Today’s Chocolate: Endangered Species Dark Chocolate with 88% Cocoa
Today’s Passage: 2 Corinthians 7
One of my sophomore year college courses featured extensive reading and discussion from the Bible. I remember in one class, we were struggling to get our heads around some New Testament passage dealing with sin and death. Attempting to shed some light on the issue, one of the professors recalled the first few chapters of Genesis, commenting on when God lays down the penalty for disobedience on Adam and Eve: “It’s as if God’s saying, ‘Hey, you’re gonna have to suffer.'” Something about that clicked for me. We live in a fallen world. Of course we’re going to suffer.
Not that all suffering comes as a direct consequence or punishment for one’s personal sin. Part of the fallenness of the world is the injustice of suffering unmerited pain–and if Jesus Christ himself, having committed no sin, still suffered and died, then we can reasonably expect to do likewise. Part of suffering is the emotional response to it: anger, fear, and sorrow. And in this particular chapter of Paul’s second letter to the Corinthians, it’s as if Paul is saying, “Hey, you’re gonna have to be sad.”
God takes us as we are. He calls us out from being part of the problem, the cosmos gone awry, to getting involved in the solution. And sadness is a reasonable, natural, even inevitable response to the state of the world. Paul explains it this way: “For the sorrow that is according to the will of God produces a repentance without regret, leading to salvation, but the sorrow of the world produces death” (10). Instead of lamenting all that’s wrong with the world while turning a blind eye to one’s own role in the disaster, or stewing in guilt and self-loathing when confronted with one’s personal evil, Paul advocates repentance. God can use your sadness to turn you around, if you let him. He can change you, lead you out of vice and ignorance and regret, and bring you into goodness.
And that’s precisely what’s happened to the Corinthians. Paul writes, “For behold what earnestness this very thing, this godly sorrow, has produced in you: what vindication of yourselves, what indignation, what fear, what longing, what zeal, what avenging of wrong! In everything you demonstrated yourselves to be innocent in the matter” (11). Remember where he left them in his last letter, riddled with problems and conflicts? They stepped up. They struggled. And they came together in repentance. Joy doesn’t come easy, but when God calls you to do something good with your sadness and you step up, on a long enough time frame you’ll see change and find joy. If there is in fact an all-powerful and all-good God involved in the process, it’s guaranteed.
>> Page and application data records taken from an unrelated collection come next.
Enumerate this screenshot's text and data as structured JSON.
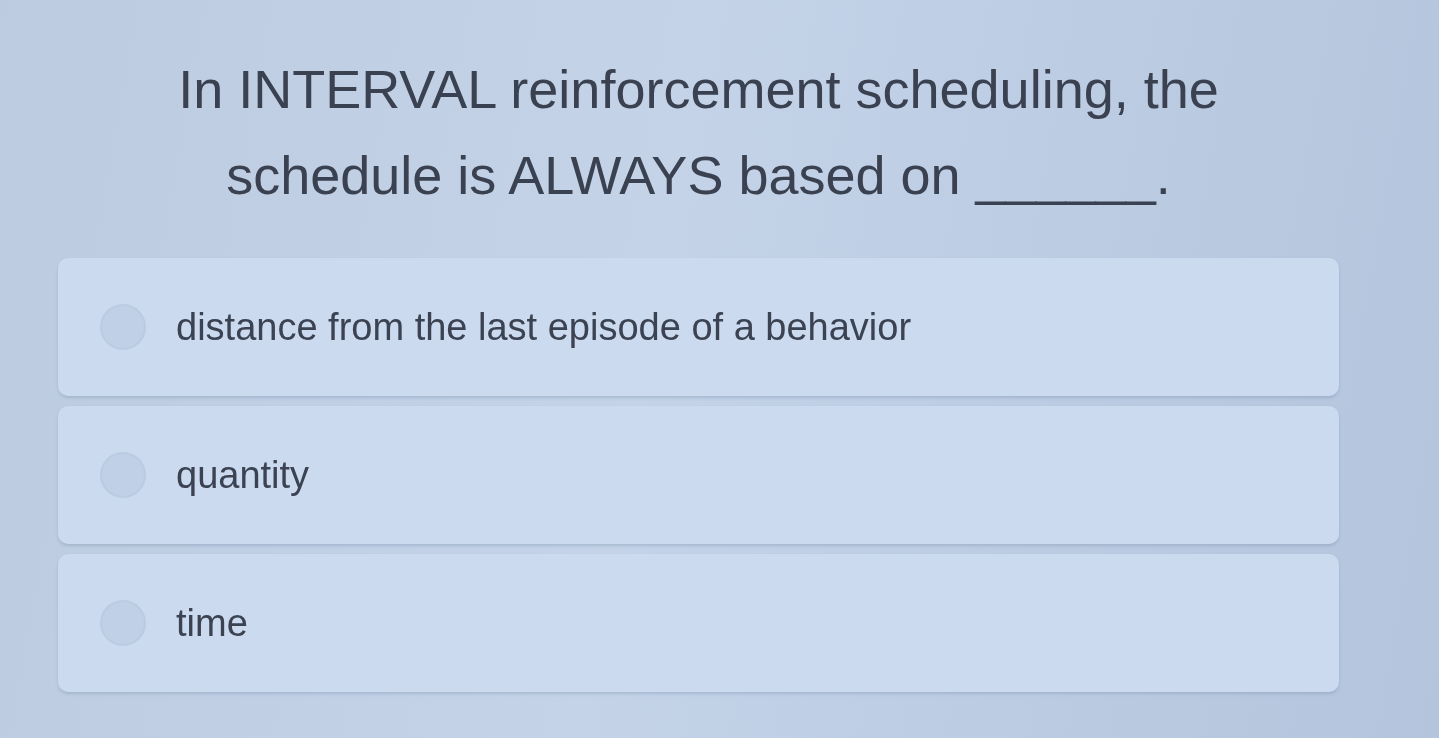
{
  "question": "In INTERVAL reinforcement scheduling, the schedule is ALWAYS based on ______.",
  "options": [
    {
      "label": "distance from the last episode of a behavior",
      "selected": false
    },
    {
      "label": "quantity",
      "selected": false
    },
    {
      "label": "time",
      "selected": false
    }
  ]
}
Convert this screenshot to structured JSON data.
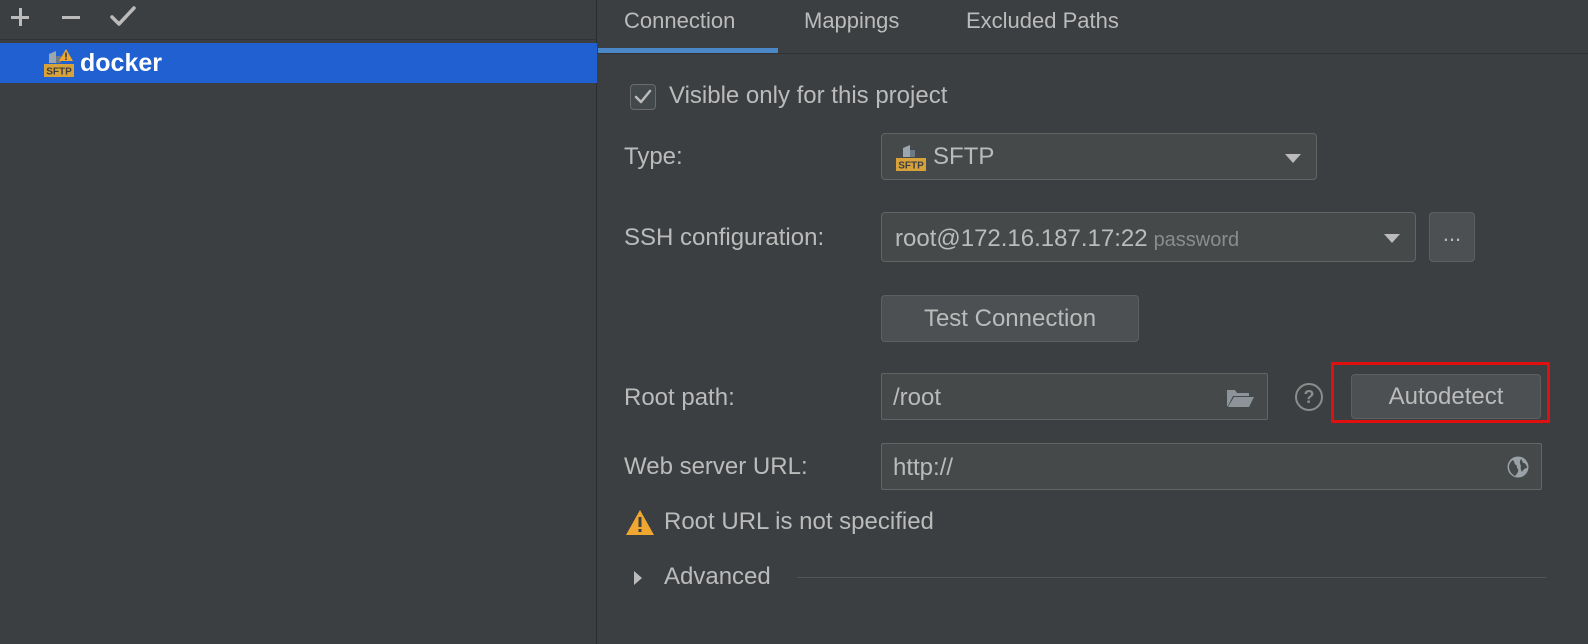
{
  "left_toolbar": {
    "add_icon": "plus-icon",
    "remove_icon": "minus-icon",
    "apply_icon": "checkmark-icon"
  },
  "servers": [
    {
      "name": "docker",
      "icon": "sftp-warning-icon",
      "selected": true
    }
  ],
  "tabs": [
    {
      "label": "Connection",
      "active": true
    },
    {
      "label": "Mappings",
      "active": false
    },
    {
      "label": "Excluded Paths",
      "active": false
    }
  ],
  "connection": {
    "visible_only_label": "Visible only for this project",
    "visible_only_checked": true,
    "type_label": "Type:",
    "type_value": "SFTP",
    "ssh_label": "SSH configuration:",
    "ssh_value": "root@172.16.187.17:22",
    "ssh_auth": "password",
    "ssh_more_label": "...",
    "test_connection_label": "Test Connection",
    "root_path_label": "Root path:",
    "root_path_value": "/root",
    "help_label": "?",
    "autodetect_label": "Autodetect",
    "web_url_label": "Web server URL:",
    "web_url_value": "http://",
    "warning_text": "Root URL is not specified",
    "advanced_label": "Advanced"
  },
  "colors": {
    "background": "#3c3f41",
    "selection": "#2060d0",
    "tab_underline": "#4a88c7",
    "highlight_box": "#e01010",
    "warning": "#f0a732",
    "sftp_icon": "#d8a23a"
  }
}
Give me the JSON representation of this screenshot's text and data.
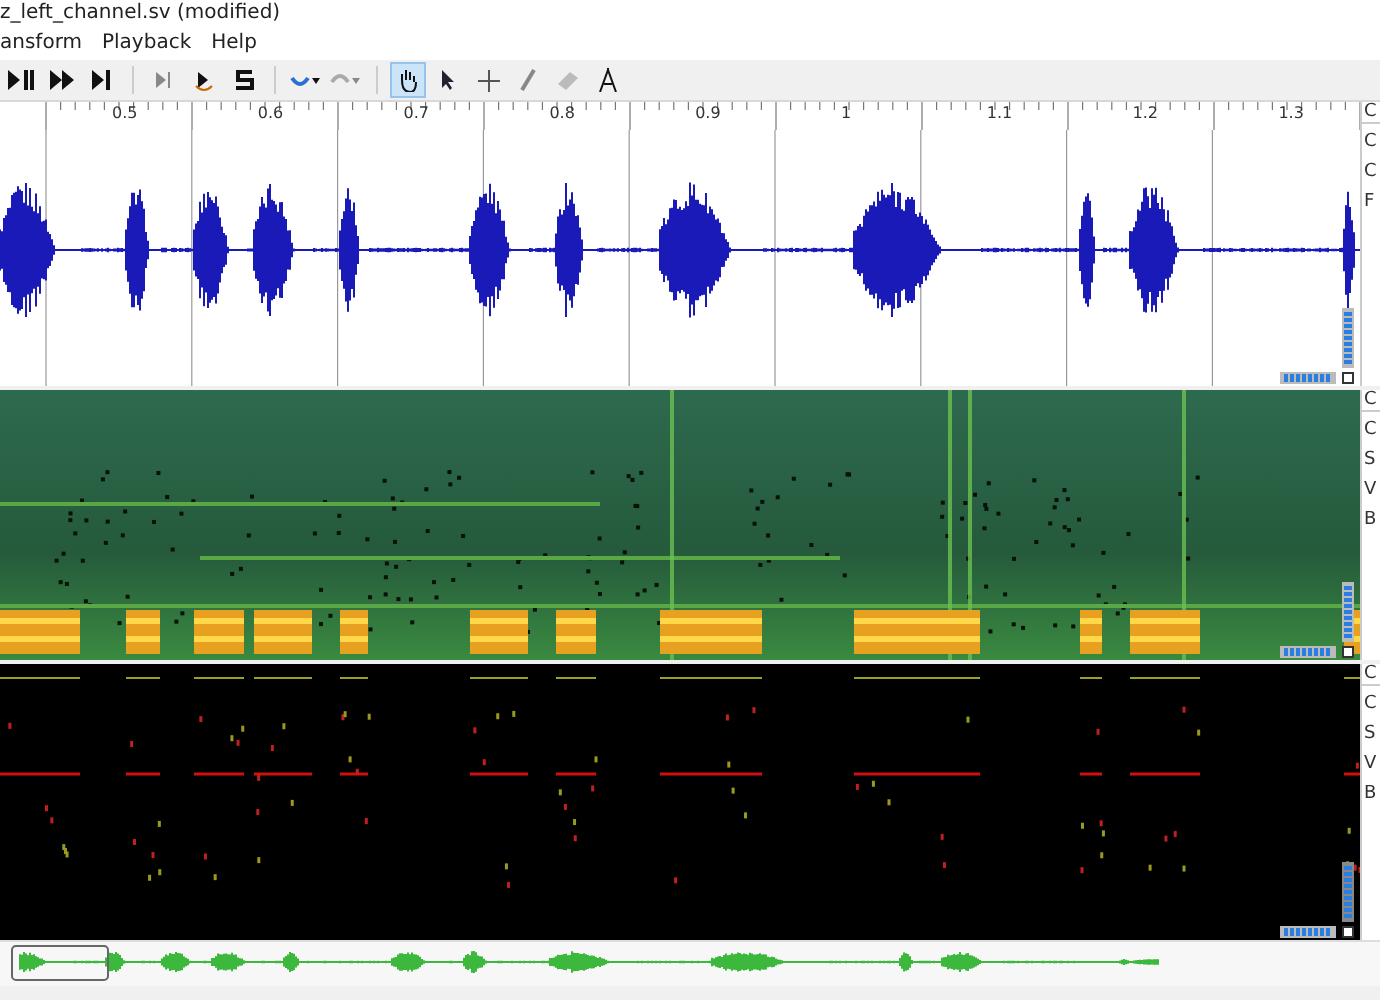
{
  "window": {
    "title": "z_left_channel.sv (modified)"
  },
  "menu": [
    "ansform",
    "Playback",
    "Help"
  ],
  "toolbar": [
    [
      {
        "kind": "play"
      },
      {
        "kind": "ffwd"
      },
      {
        "kind": "end"
      }
    ],
    [
      {
        "kind": "playsel"
      },
      {
        "kind": "loop"
      },
      {
        "kind": "solo"
      }
    ],
    [
      {
        "kind": "undo"
      },
      {
        "kind": "redo"
      }
    ]
  ],
  "tools": [
    {
      "kind": "navigate",
      "selected": true
    },
    {
      "kind": "select",
      "selected": false
    },
    {
      "kind": "move",
      "selected": false
    },
    {
      "kind": "draw",
      "selected": false
    },
    {
      "kind": "erase",
      "selected": false
    },
    {
      "kind": "measure",
      "selected": false
    }
  ],
  "ruler": [
    "0.5",
    "0.6",
    "0.7",
    "0.8",
    "0.9",
    "1",
    "1.1",
    "1.2",
    "1.3"
  ],
  "panes": [
    {
      "kind": "waveform",
      "tab": "C",
      "properties": [
        "C",
        "C",
        "F"
      ]
    },
    {
      "kind": "spectrogram",
      "tab": "C",
      "properties": [
        "C",
        "S",
        "V",
        "B"
      ]
    },
    {
      "kind": "pitch",
      "tab": "C",
      "properties": [
        "C",
        "S",
        "V",
        "B"
      ]
    }
  ]
}
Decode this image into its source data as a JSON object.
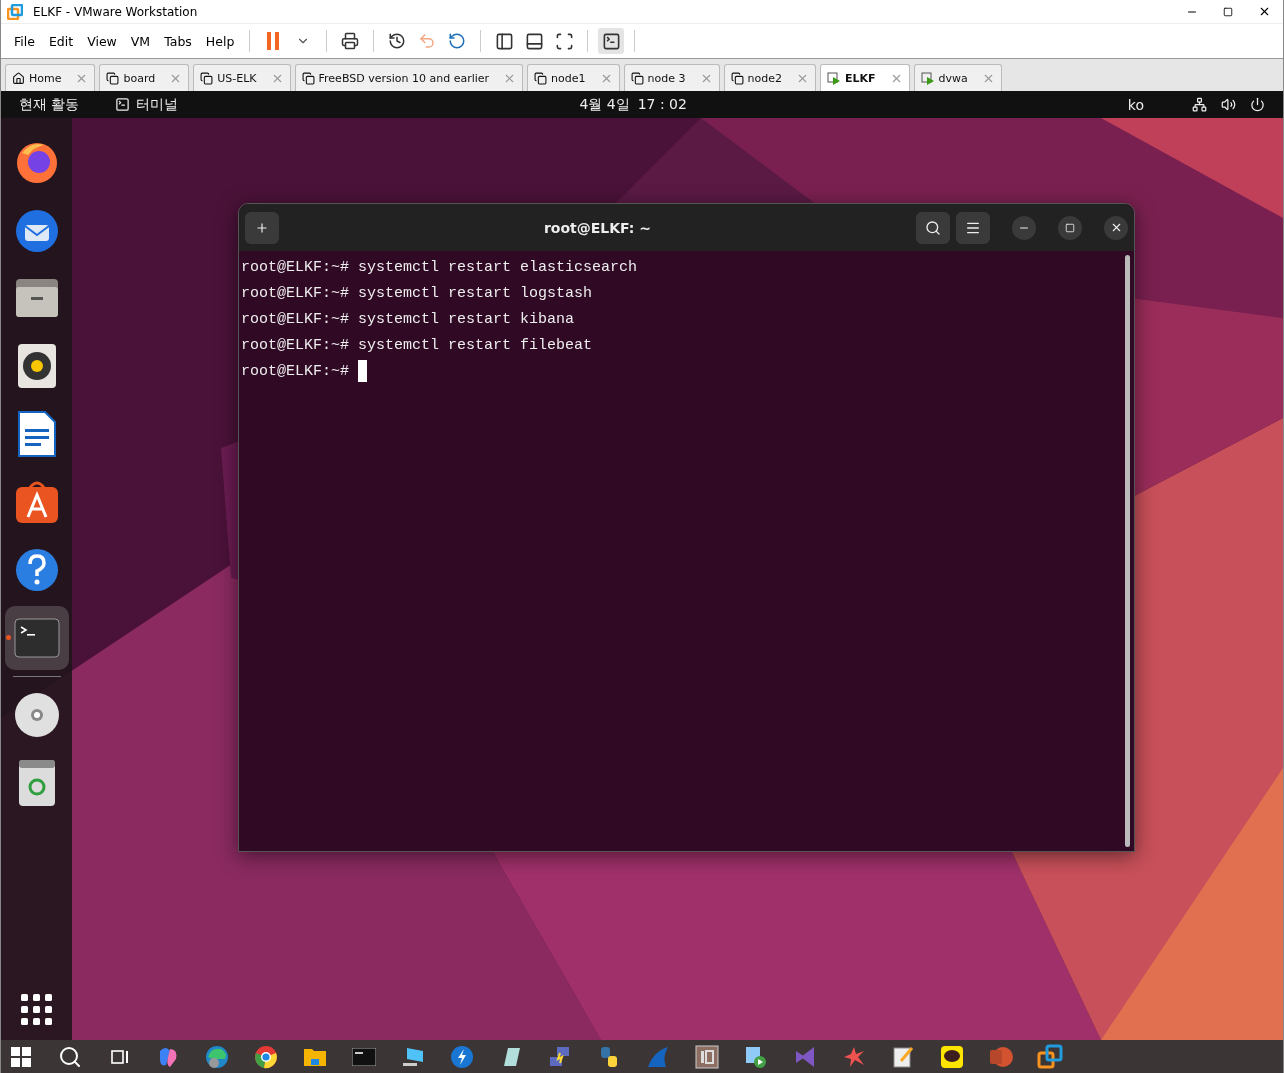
{
  "window": {
    "title": "ELKF - VMware Workstation"
  },
  "menu": [
    "File",
    "Edit",
    "View",
    "VM",
    "Tabs",
    "Help"
  ],
  "tabs": [
    {
      "label": "Home",
      "kind": "home",
      "selected": false
    },
    {
      "label": "board",
      "kind": "vm",
      "selected": false
    },
    {
      "label": "US-ELK",
      "kind": "vm",
      "selected": false
    },
    {
      "label": "FreeBSD version 10 and earlier",
      "kind": "vm",
      "selected": false
    },
    {
      "label": "node1",
      "kind": "vm",
      "selected": false
    },
    {
      "label": "node 3",
      "kind": "vm",
      "selected": false
    },
    {
      "label": "node2",
      "kind": "vm",
      "selected": false
    },
    {
      "label": "ELKF",
      "kind": "running",
      "selected": true
    },
    {
      "label": "dvwa",
      "kind": "running",
      "selected": false
    }
  ],
  "top_bar": {
    "activities": "현재 활동",
    "app": "터미널",
    "date": "4월 4일",
    "time": "17 : 02",
    "input_method": "ko"
  },
  "dock": [
    {
      "kind": "firefox",
      "selected": false,
      "running": false
    },
    {
      "kind": "thunderbird",
      "selected": false,
      "running": false
    },
    {
      "kind": "files",
      "selected": false,
      "running": false
    },
    {
      "kind": "rhythmbox",
      "selected": false,
      "running": false
    },
    {
      "kind": "writer",
      "selected": false,
      "running": false
    },
    {
      "kind": "appcenter",
      "selected": false,
      "running": false
    },
    {
      "kind": "help",
      "selected": false,
      "running": false
    },
    {
      "kind": "terminal",
      "selected": true,
      "running": true
    },
    {
      "kind": "disc",
      "selected": false,
      "running": false
    },
    {
      "kind": "trash",
      "selected": false,
      "running": false
    }
  ],
  "terminal": {
    "title": "root@ELKF: ~",
    "lines": [
      "root@ELKF:~# systemctl restart elasticsearch",
      "root@ELKF:~# systemctl restart logstash",
      "root@ELKF:~# systemctl restart kibana",
      "root@ELKF:~# systemctl restart filebeat"
    ],
    "prompt": "root@ELKF:~# "
  }
}
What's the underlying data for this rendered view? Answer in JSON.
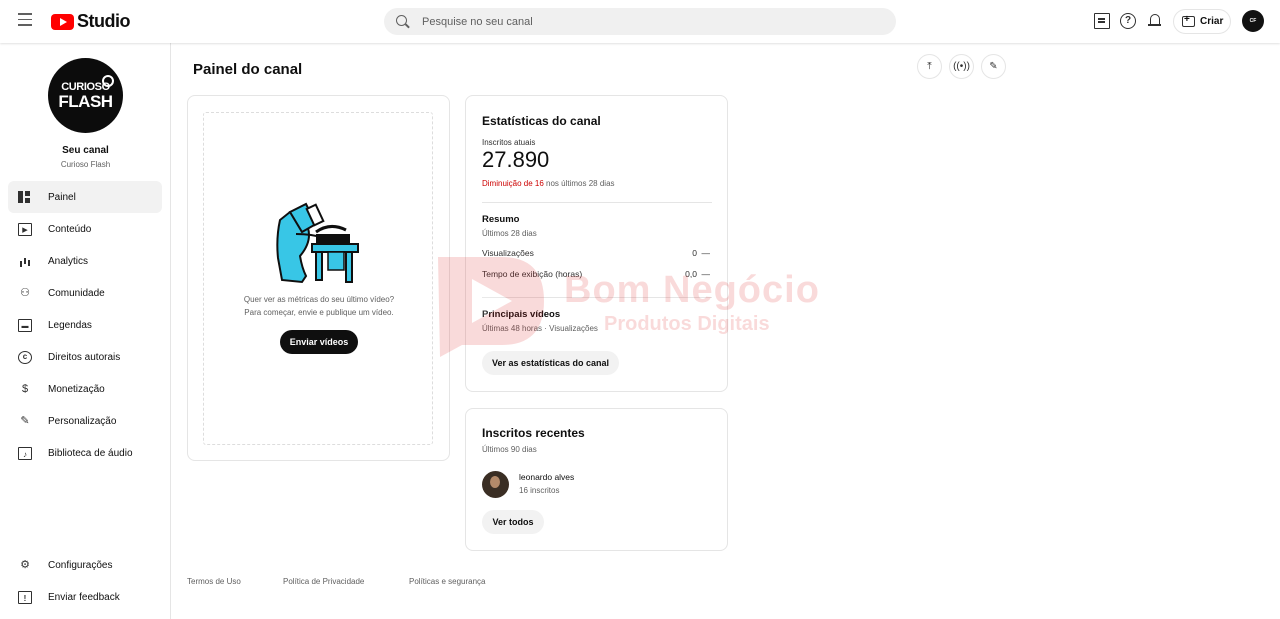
{
  "header": {
    "app_name": "Studio",
    "search_placeholder": "Pesquise no seu canal",
    "create_label": "Criar"
  },
  "sidebar": {
    "channel_logo_line1": "CURIOSO",
    "channel_logo_line2": "FLASH",
    "channel_title": "Seu canal",
    "channel_name": "Curioso Flash",
    "items": [
      {
        "label": "Painel",
        "icon": "dashboard-icon",
        "active": true
      },
      {
        "label": "Conteúdo",
        "icon": "content-icon"
      },
      {
        "label": "Analytics",
        "icon": "analytics-icon"
      },
      {
        "label": "Comunidade",
        "icon": "community-icon"
      },
      {
        "label": "Legendas",
        "icon": "subtitles-icon"
      },
      {
        "label": "Direitos autorais",
        "icon": "copyright-icon"
      },
      {
        "label": "Monetização",
        "icon": "monetization-icon"
      },
      {
        "label": "Personalização",
        "icon": "customization-icon"
      },
      {
        "label": "Biblioteca de áudio",
        "icon": "audio-library-icon"
      }
    ],
    "bottom_items": [
      {
        "label": "Configurações",
        "icon": "settings-icon"
      },
      {
        "label": "Enviar feedback",
        "icon": "feedback-icon"
      }
    ]
  },
  "main": {
    "page_title": "Painel do canal",
    "video_card": {
      "question_line1": "Quer ver as métricas do seu último vídeo?",
      "question_line2": "Para começar, envie e publique um vídeo.",
      "upload_button": "Enviar vídeos"
    },
    "stats_card": {
      "title": "Estatísticas do canal",
      "subscribers_label": "Inscritos atuais",
      "subscribers_value": "27.890",
      "change_highlight": "Diminuição de 16",
      "change_rest": " nos últimos 28 dias",
      "summary_title": "Resumo",
      "summary_period": "Últimos 28 dias",
      "views_label": "Visualizações",
      "views_value": "0",
      "watch_label": "Tempo de exibição (horas)",
      "watch_value": "0,0",
      "dash": "—",
      "top_videos_title": "Principais vídeos",
      "top_videos_period": "Últimas 48 horas · Visualizações",
      "analytics_button": "Ver as estatísticas do canal"
    },
    "recent_card": {
      "title": "Inscritos recentes",
      "period": "Últimos 90 dias",
      "subscriber_name": "leonardo alves",
      "subscriber_count": "16 inscritos",
      "see_all_button": "Ver todos"
    }
  },
  "footer": {
    "links": [
      "Termos de Uso",
      "Política de Privacidade",
      "Políticas e segurança"
    ]
  },
  "watermark": {
    "line1": "Bom Negócio",
    "line2": "Produtos Digitais"
  },
  "colors": {
    "brand_red": "#ff0000",
    "decrease_red": "#cc0000",
    "illustration_cyan": "#38c6e6"
  }
}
There’s a single word that got me thinking about suffering and sadness from this angle today. Paul tells his readers: “But God, who comforts the depressed, comforted us by the coming of Titus” (6). There are a lot of ways we use the word “depressed,” and given that people in the ancient Roman Empire didn’t have a modern clinical understanding of depression, I wondered what word Paul was using in the original Greek. It’s ταπεινός, “tapeinos,” in the literal sense meaning “low-lying,” but also having the figurative meaning of “lowly” or “humble.” I think you could fairly translate Paul’s words: “God comforts those who are down.”
We’ve seen in the psalms that comfort rarely comes overnight. Confronted with all that’s wrong in the world, right down to us, we move from orientation to disorientation, and sometimes we stay there for years before we move into new orientation. But if the badness of the world has you down–even sorrowfully, aggressively, pervasively down, down to the core–Paul’s teaching lets us know that God gets down in the thick of our downness to comfort us. Our sorrow may hurt, but it’s not futile. God is at work in the world, and for that reason, we can join him and do something good with our sorrow.